The Mariner and Viking voyages of the ’60s and ’70s led to a chilling effect on Mars fiction, since photos from the missions revealed that conditions were inhospitable to human life. Yet the ’90s saw a renewed interest in Mars, in part because of a commitment from the first President Bush to have a manned mission to Mars and Buzz Aldrich’s ambitious plan to colonize the planet. Mars fiction starts to blend genres as well as integrate hard science.

Desolation Road by Ian McDonald (1988)

A mash-up of sci-fi and magical realism, these interconnected stories explore the quirky characters in a town that’s just a stop on the railroad across Mars.

Red Mars by Kim Stanley Robinson (1993)

Robinson’s series tells the story of many generations who colonize and terraform Mars, with all of the political, social, and personal drama that will surely accompany such an endeavor.

The Quantum Thief by Hannu Rajaniemi (2011)

A far-future blend of espionage, adventure, thrills, and imaginative technology set on Mars.

The Martian by Andy Weir (2011)

And this brings us to the originally self-published sensation adapted into a movie starring Matt Damon (how much has Hollywood spent rescuing him?). Weir “scienced the shit” out of this one, so much that during a talk my local library recently hosted, physicists and astronomy professors had only minor quibbles with the way the science in this ill-fated mission to Mars in which an astronaut is left for dead and must figure out how to survive on the desolate planet.

What does the future hold for the future, both in our journey to Mars, and for the Red Planet’s place in fiction?
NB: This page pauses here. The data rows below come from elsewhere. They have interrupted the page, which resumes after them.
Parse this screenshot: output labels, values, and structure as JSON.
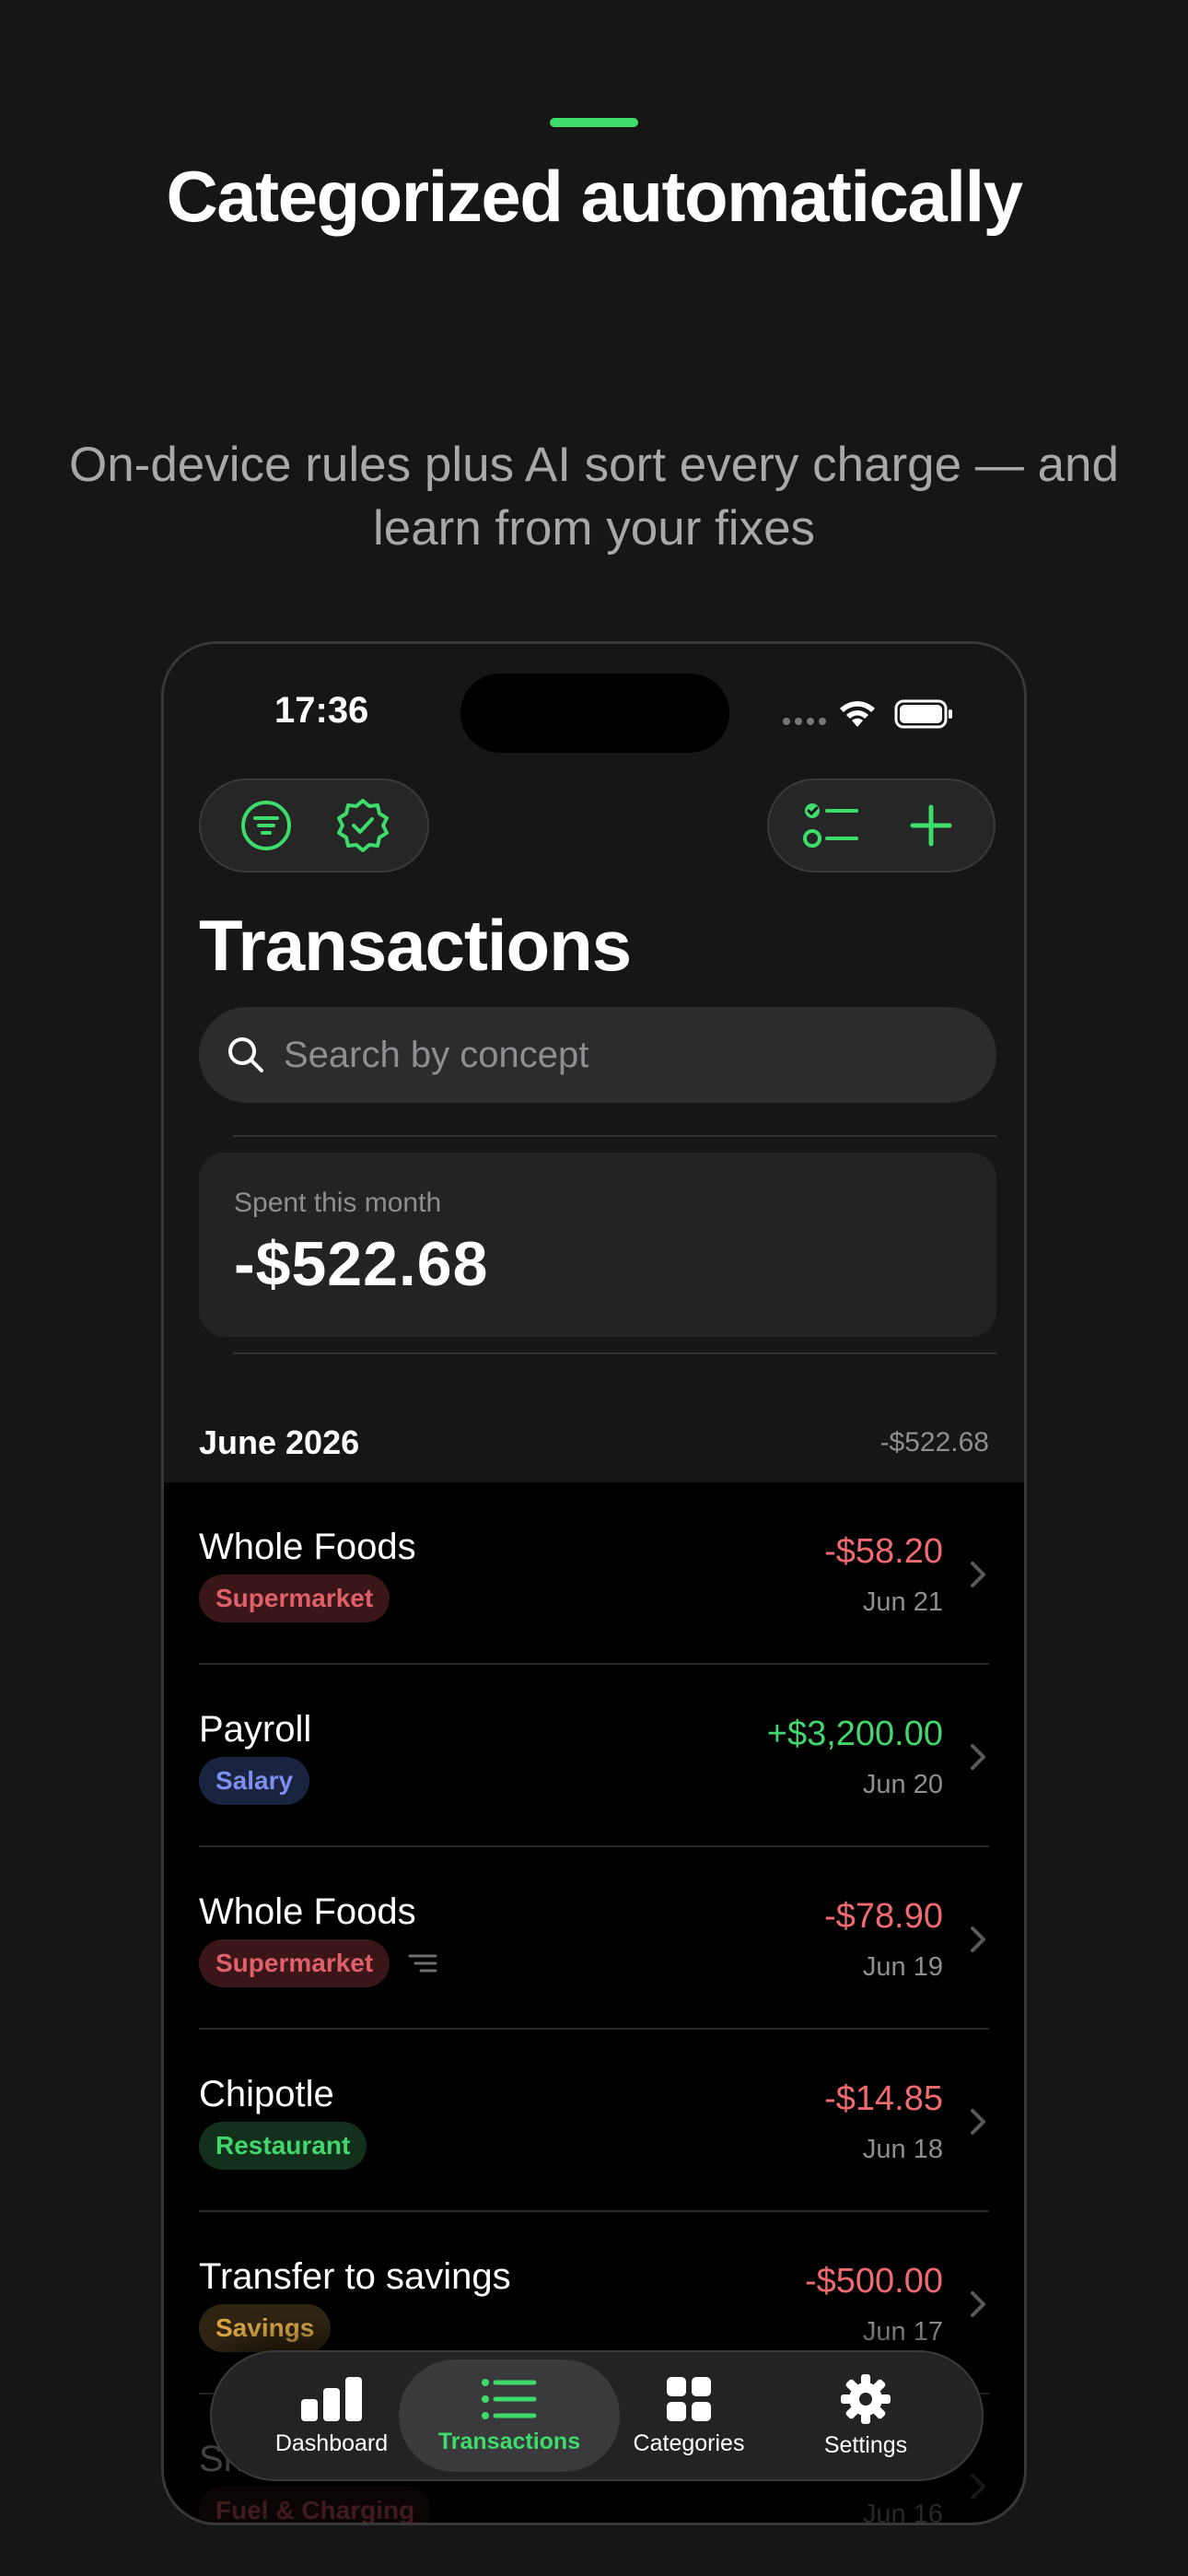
{
  "marketing": {
    "headline": "Categorized automatically",
    "subhead": "On-device rules plus AI sort every charge — and learn from your fixes"
  },
  "status_bar": {
    "time": "17:36"
  },
  "page": {
    "title": "Transactions"
  },
  "search": {
    "placeholder": "Search by concept"
  },
  "summary": {
    "label": "Spent this month",
    "value": "-$522.68"
  },
  "section": {
    "month": "June 2026",
    "total": "-$522.68"
  },
  "transactions": [
    {
      "name": "Whole Foods",
      "category": "Supermarket",
      "amount": "-$58.20",
      "date": "Jun 21"
    },
    {
      "name": "Payroll",
      "category": "Salary",
      "amount": "+$3,200.00",
      "date": "Jun 20"
    },
    {
      "name": "Whole Foods",
      "category": "Supermarket",
      "amount": "-$78.90",
      "date": "Jun 19"
    },
    {
      "name": "Chipotle",
      "category": "Restaurant",
      "amount": "-$14.85",
      "date": "Jun 18"
    },
    {
      "name": "Transfer to savings",
      "category": "Savings",
      "amount": "-$500.00",
      "date": "Jun 17"
    },
    {
      "name": "Sh",
      "category": "Fuel & Charging",
      "amount": "",
      "date": "Jun 16"
    }
  ],
  "tabs": [
    {
      "label": "Dashboard",
      "icon": "bar-chart-icon"
    },
    {
      "label": "Transactions",
      "icon": "list-icon",
      "active": true
    },
    {
      "label": "Categories",
      "icon": "grid-icon"
    },
    {
      "label": "Settings",
      "icon": "gear-icon"
    }
  ],
  "colors": {
    "accent": "#3ddc6b",
    "expense": "#f06a70",
    "income": "#42d66c",
    "background": "#161616"
  }
}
Not only scientific discovery, but social change and literary invention, will influence these stories.

Is your favorite story of Mars in fiction left off this list (believe me, I know it’s far from comprehensive). Share your recommendations for exploring the Red Planet in the comments!